The text Prithviraj Raso, by Chanda Baradai, about the 1192 CE defeat of Prithviraj Chauhan at the hands of Muhammad Ghori, is full of references to "Hindus" and "Turks", and at one stage, says "both the religions have drawn their curved swords;" however, the date of this text is unclear and considered by most scholars to be more recent.[30] In Islamic literature, 'Abd al-Malik Isami's Persian work, Futuhu's-salatin, composed in the Deccan in 1350, uses the word 'hindi' to mean Indian in the ethno-geographical sense and the word 'hindu' to mean 'Hindu' in the sense of a follower of the Hindu religion".[30] The poet Vidyapati's poem Kirtilata contrasts the cultures of Hindus and Turks (Muslims) in a city and concludes "The Hindus and the Turks live close together; Each makes fun of the other's religion (dhamme)."[31] One of the earliest uses of word 'Hindu' in religious context in a European language (Spanish), was the publication in 1649 by Sebastiao Manrique.[12]

Other prominent mentions of 'Hindu' include the epigraphical inscriptions from Andhra Pradesh kingdoms who battled military expansion of Muslim dynasties in the 14th century, where the word 'Hindu' partly implies a religious identity in contrast to 'Turks' or Islamic religious identity.[32] The term Hindu was later used occasionally in some Sanskrit texts such as the later Rajataranginis of Kashmir (Hinduka, c. 1450) and some 16th- to 18th-century Bengali Gaudiya Vaishnava texts, including Chaitanya Charitamrita and Chaitanya Bhagavata.

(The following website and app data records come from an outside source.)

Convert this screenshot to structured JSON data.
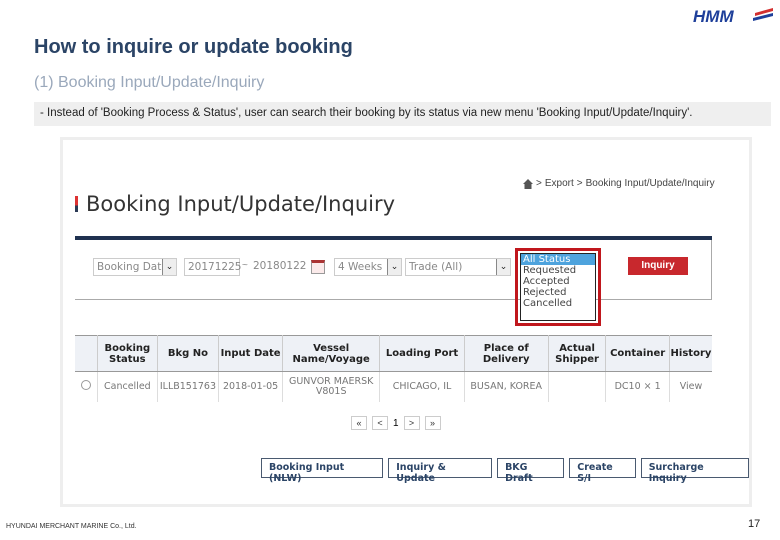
{
  "brand": {
    "logo_text": "HMM",
    "logo_color": "#1e3f9a",
    "logo_accent": "#d32f2f"
  },
  "slide": {
    "title": "How to inquire or update booking",
    "subtitle": "(1) Booking Input/Update/Inquiry",
    "note": "- Instead of 'Booking Process & Status', user can search their booking by its status via new menu 'Booking Input/Update/Inquiry'.",
    "footer_company": "HYUNDAI MERCHANT MARINE Co., Ltd.",
    "page_number": "17"
  },
  "screen": {
    "breadcrumb": {
      "items": [
        "Export",
        "Booking Input/Update/Inquiry"
      ],
      "separator": ">"
    },
    "page_heading": "Booking Input/Update/Inquiry",
    "filters": {
      "date_type": "Booking Date",
      "date_from": "20171225",
      "date_sep": "~",
      "date_to": "20180122",
      "period": "4 Weeks",
      "trade": "Trade (All)",
      "status_options": [
        "All Status",
        "Requested",
        "Accepted",
        "Rejected",
        "Cancelled"
      ],
      "status_selected": "All Status",
      "inquiry_button": "Inquiry"
    },
    "table": {
      "headers": [
        "",
        "Booking Status",
        "Bkg No",
        "Input Date",
        "Vessel Name/Voyage",
        "Loading Port",
        "Place of Delivery",
        "Actual Shipper",
        "Container",
        "History"
      ],
      "rows": [
        {
          "status": "Cancelled",
          "bkg_no": "ILLB151763",
          "input_date": "2018-01-05",
          "vessel": "GUNVOR MAERSK",
          "voyage": "V801S",
          "loading_port": "CHICAGO, IL",
          "delivery": "BUSAN, KOREA",
          "shipper": "",
          "container": "DC10 × 1",
          "history": "View"
        }
      ]
    },
    "pagination": {
      "first": "«",
      "prev": "<",
      "current": "1",
      "next": ">",
      "last": "»"
    },
    "actions": [
      "Booking Input (NLW)",
      "Inquiry & Update",
      "BKG Draft",
      "Create S/I",
      "Surcharge Inquiry"
    ]
  }
}
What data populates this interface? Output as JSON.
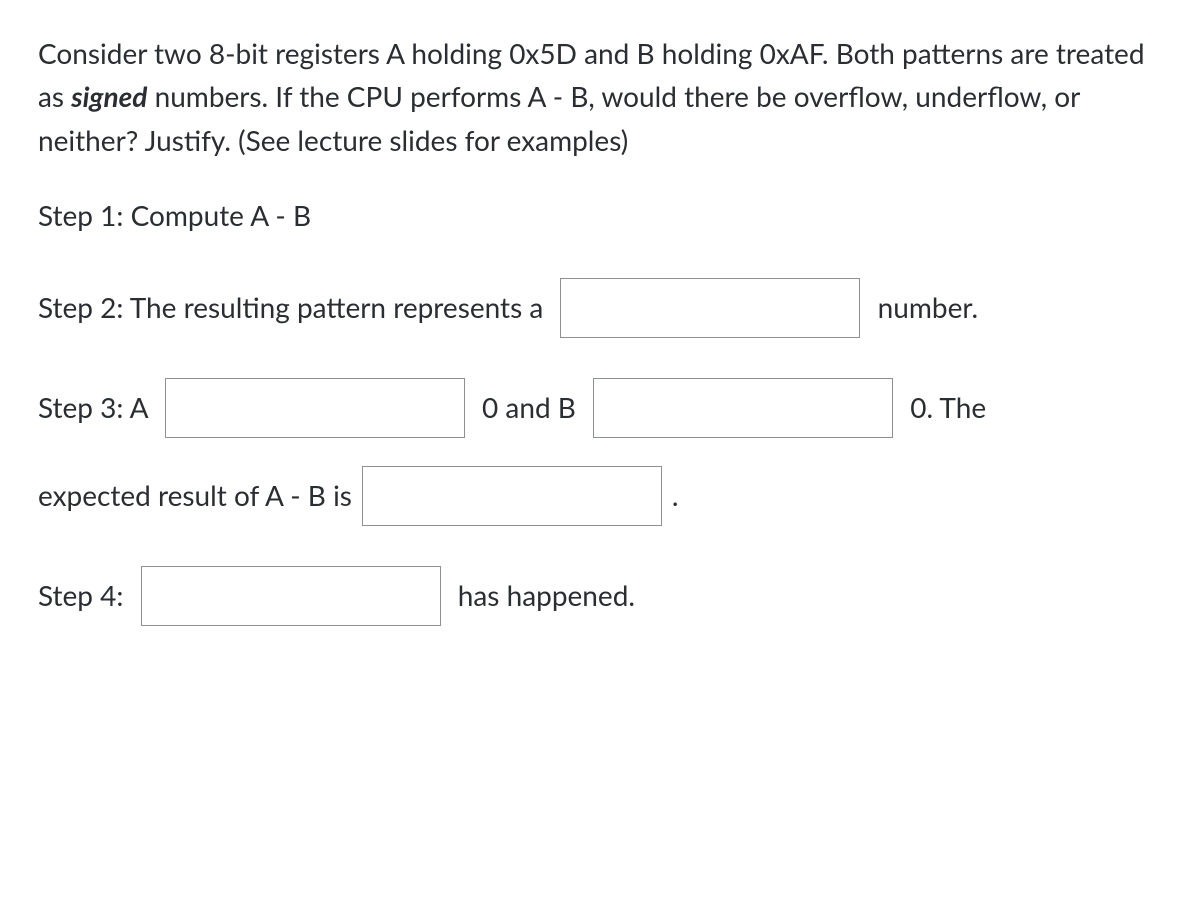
{
  "intro": {
    "part1": "Consider two 8-bit registers A holding 0x5D and B holding 0xAF. Both patterns are treated as ",
    "signed_word": "signed",
    "part2": " numbers. If the CPU performs A - B, would there be overflow, underflow, or neither? Justify. (See lecture slides for examples)"
  },
  "step1": {
    "text": "Step 1: Compute A - B"
  },
  "step2": {
    "before": "Step 2: The resulting pattern represents a ",
    "after": " number."
  },
  "step3": {
    "t1": "Step 3: A ",
    "t2": " 0 and B ",
    "t3": " 0. The",
    "t4": "expected result of A - B is ",
    "t5": " ."
  },
  "step4": {
    "before": "Step 4: ",
    "after": " has happened."
  },
  "blanks": {
    "step2_sign": "",
    "step3_a_rel": "",
    "step3_b_rel": "",
    "step3_expected": "",
    "step4_result": ""
  }
}
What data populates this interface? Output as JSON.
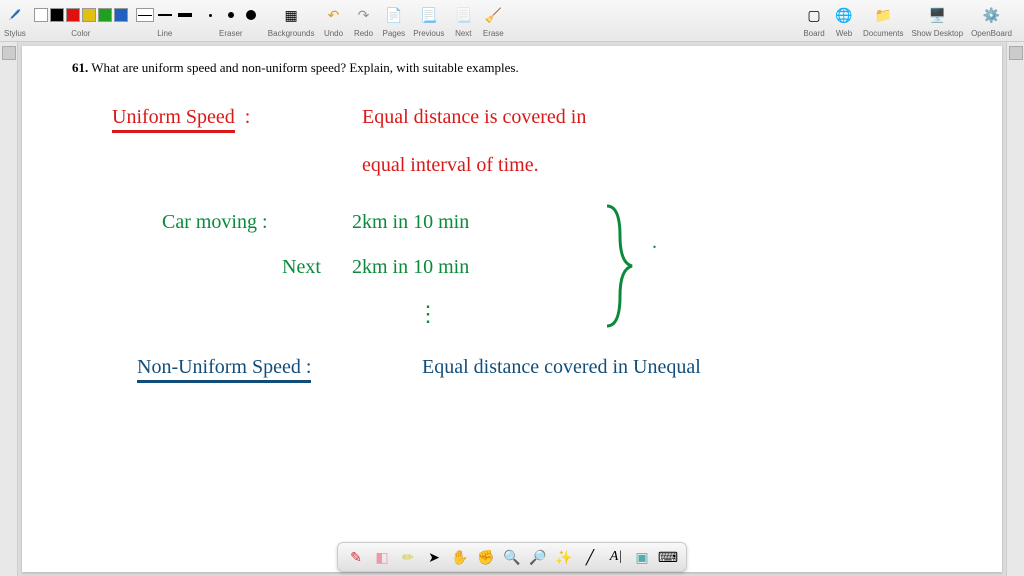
{
  "toolbar": {
    "stylus_label": "Stylus",
    "color_label": "Color",
    "line_label": "Line",
    "eraser_label": "Eraser",
    "backgrounds_label": "Backgrounds",
    "undo_label": "Undo",
    "redo_label": "Redo",
    "pages_label": "Pages",
    "previous_label": "Previous",
    "next_label": "Next",
    "erase_label": "Erase",
    "board_label": "Board",
    "web_label": "Web",
    "documents_label": "Documents",
    "show_desktop_label": "Show Desktop",
    "openboard_label": "OpenBoard",
    "colors": [
      "#ffffff",
      "#000000",
      "#e01010",
      "#e0c010",
      "#20a020",
      "#2060c0"
    ]
  },
  "question": {
    "number": "61.",
    "text": "What are uniform speed and non-uniform speed? Explain, with suitable examples."
  },
  "handwriting": {
    "uniform_speed": "Uniform Speed",
    "uniform_def_l1": "Equal   distance   is    covered   in",
    "uniform_def_l2": "equal  interval  of   time.",
    "car_moving": "Car moving :",
    "car_l1": "2km   in   10 min",
    "car_next": "Next",
    "car_l2": "2km   in   10 min",
    "dots": "⋮",
    "nonuniform": "Non-Uniform Speed :",
    "nonuniform_def": "Equal   distance  covered  in  Unequal"
  }
}
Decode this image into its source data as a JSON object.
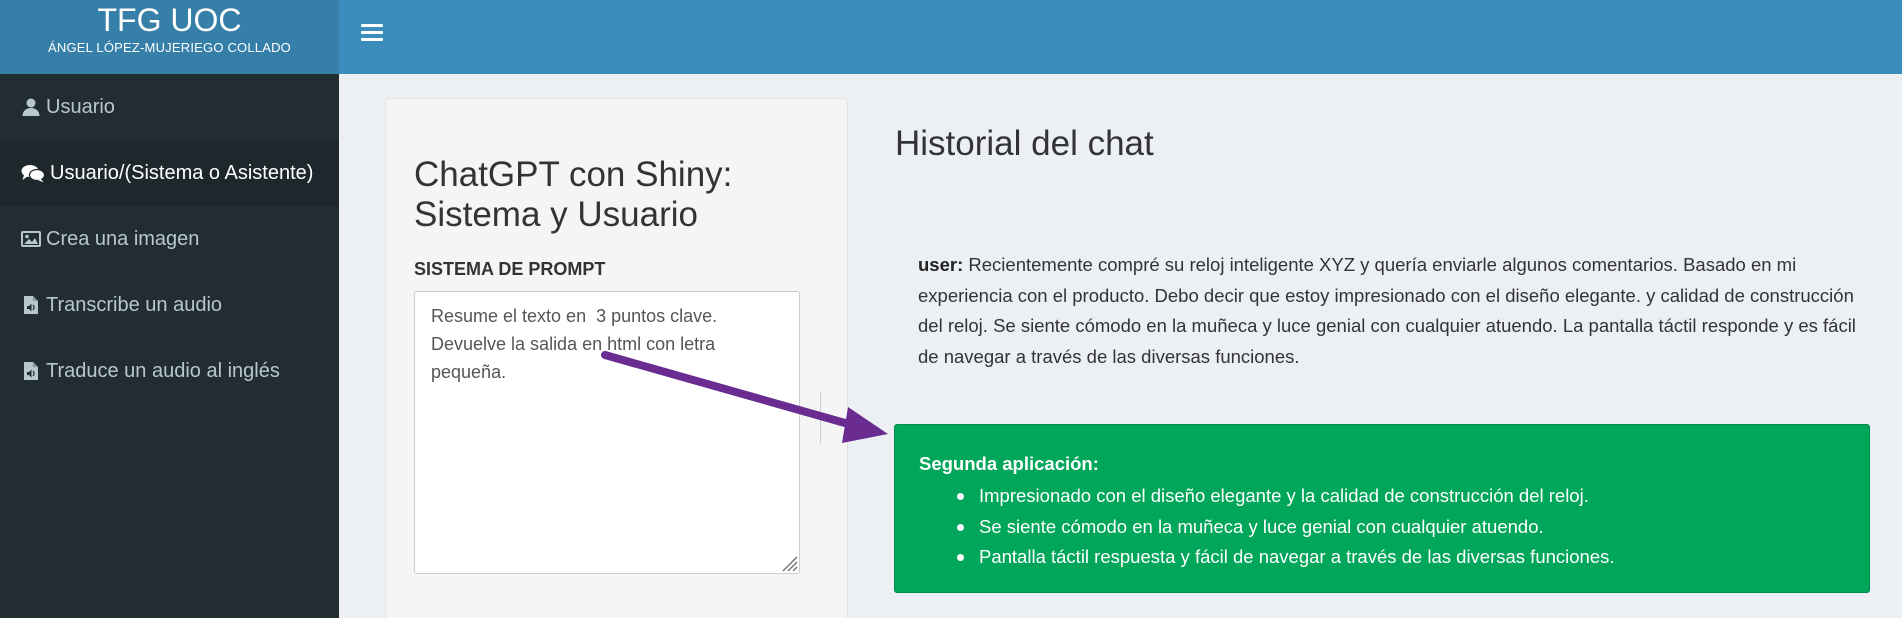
{
  "brand": {
    "title": "TFG UOC",
    "subtitle": "ÁNGEL LÓPEZ-MUJERIEGO COLLADO"
  },
  "sidebar": {
    "items": [
      {
        "label": "Usuario",
        "icon": "user-icon"
      },
      {
        "label": "Usuario/(Sistema o Asistente)",
        "icon": "comments-icon",
        "active": true
      },
      {
        "label": "Crea una imagen",
        "icon": "image-icon"
      },
      {
        "label": "Transcribe un audio",
        "icon": "audio-file-icon"
      },
      {
        "label": "Traduce un audio al inglés",
        "icon": "audio-file-icon"
      }
    ]
  },
  "card": {
    "title": "ChatGPT con Shiny: Sistema y Usuario",
    "prompt_label": "SISTEMA DE PROMPT",
    "prompt_value": "Resume el texto en  3 puntos clave. Devuelve la salida en html con letra pequeña."
  },
  "chat": {
    "heading": "Historial del chat",
    "user_label": "user:",
    "user_text": " Recientemente compré su reloj inteligente XYZ y quería enviarle algunos comentarios. Basado en mi experiencia con el producto. Debo decir que estoy impresionado con el diseño elegante. y calidad de construcción del reloj. Se siente cómodo en la muñeca y luce genial con cualquier atuendo. La pantalla táctil responde y es fácil de navegar a través de las diversas funciones.",
    "assistant_title": "Segunda aplicación:",
    "assistant_points": [
      "Impresionado con el diseño elegante y la calidad de construcción del reloj.",
      "Se siente cómodo en la muñeca y luce genial con cualquier atuendo.",
      "Pantalla táctil respuesta y fácil de navegar a través de las diversas funciones."
    ]
  },
  "colors": {
    "header": "#3c8dbc",
    "brand": "#367fa9",
    "sidebar": "#222d32",
    "success": "#00a65a",
    "arrow": "#6a2c91"
  }
}
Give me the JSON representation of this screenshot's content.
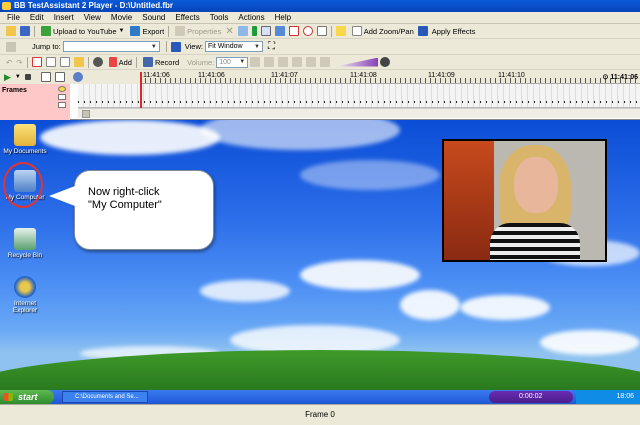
{
  "window": {
    "title": "BB TestAssistant 2 Player - D:\\Untitled.fbr"
  },
  "menu": [
    "File",
    "Edit",
    "Insert",
    "View",
    "Movie",
    "Sound",
    "Effects",
    "Tools",
    "Actions",
    "Help"
  ],
  "toolbar1": {
    "upload_label": "Upload to YouTube",
    "export_label": "Export",
    "properties_label": "Properties",
    "add_zoom_pan_label": "Add Zoom/Pan",
    "apply_effects_label": "Apply Effects"
  },
  "toolbar2": {
    "jump_to_label": "Jump to:",
    "jump_to_value": "",
    "view_label": "View:",
    "view_value": "Fit Window"
  },
  "toolbar3": {
    "add_label": "Add",
    "record_label": "Record",
    "volume_label": "Volume:",
    "volume_value": "100"
  },
  "timeline": {
    "ticks": [
      "11:41:06",
      "11:41:07",
      "11:41:08",
      "11:41:09",
      "11:41:10"
    ],
    "end_time": "11:41:06",
    "frames_label": "Frames"
  },
  "desktop": {
    "icons": [
      {
        "label": "My Documents",
        "icon": "folder-icon"
      },
      {
        "label": "My Computer",
        "icon": "computer-icon"
      },
      {
        "label": "Recycle Bin",
        "icon": "recycle-bin-icon"
      },
      {
        "label": "Internet Explorer",
        "icon": "internet-explorer-icon"
      }
    ],
    "callout_line1": "Now right-click",
    "callout_line2": "\"My Computer\""
  },
  "taskbar": {
    "start_label": "start",
    "task_item": "C:\\Documents and Se...",
    "media_time": "0:00:02",
    "clock": "18:06"
  },
  "statusbar": {
    "frame": "Frame 0"
  },
  "colors": {
    "title_bar": "#0a5ad8",
    "frames_panel": "#ffc8c8",
    "playhead": "#d8262a",
    "callout_ring": "#e03434"
  }
}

These texts used it to contrast Hindus from Muslims who are called Yavanas (foreigners) or Mlecchas (barbarians), with the 16th-century Chaitanya Charitamrita text and the 17th-century Bhakta Mala text using the phrase "Hindu dharma".[10]

Other Languages
العربية: هندوس
অসমীয়া: হিন্দু
asturianu: Hindú
বাংলা: হিন্দু
भोजपुरी: हिंदू
español: Hindú
Esperanto: Hindua
euskara: Hindu
ગુજરાતી: હિંદુ
हिन्दी: हिन्दू
Bahasa Indonesia: Umat Hindu
ಕನ್ನಡ: ಹಿಂದೂ
മലയാളം: ഹിന്ദു
मराठी: हिंदू
norsk nynorsk: Hinduar
ଓଡ଼ିଆ: ହିନ୍ଦୁ
ਪੰਜਾਬੀ: ਹਿੰਦੂ
سنڌي: هندو
کوردی: ھیندوو
தமிழ்: இந்து
українська: Індус
اردو: ہندو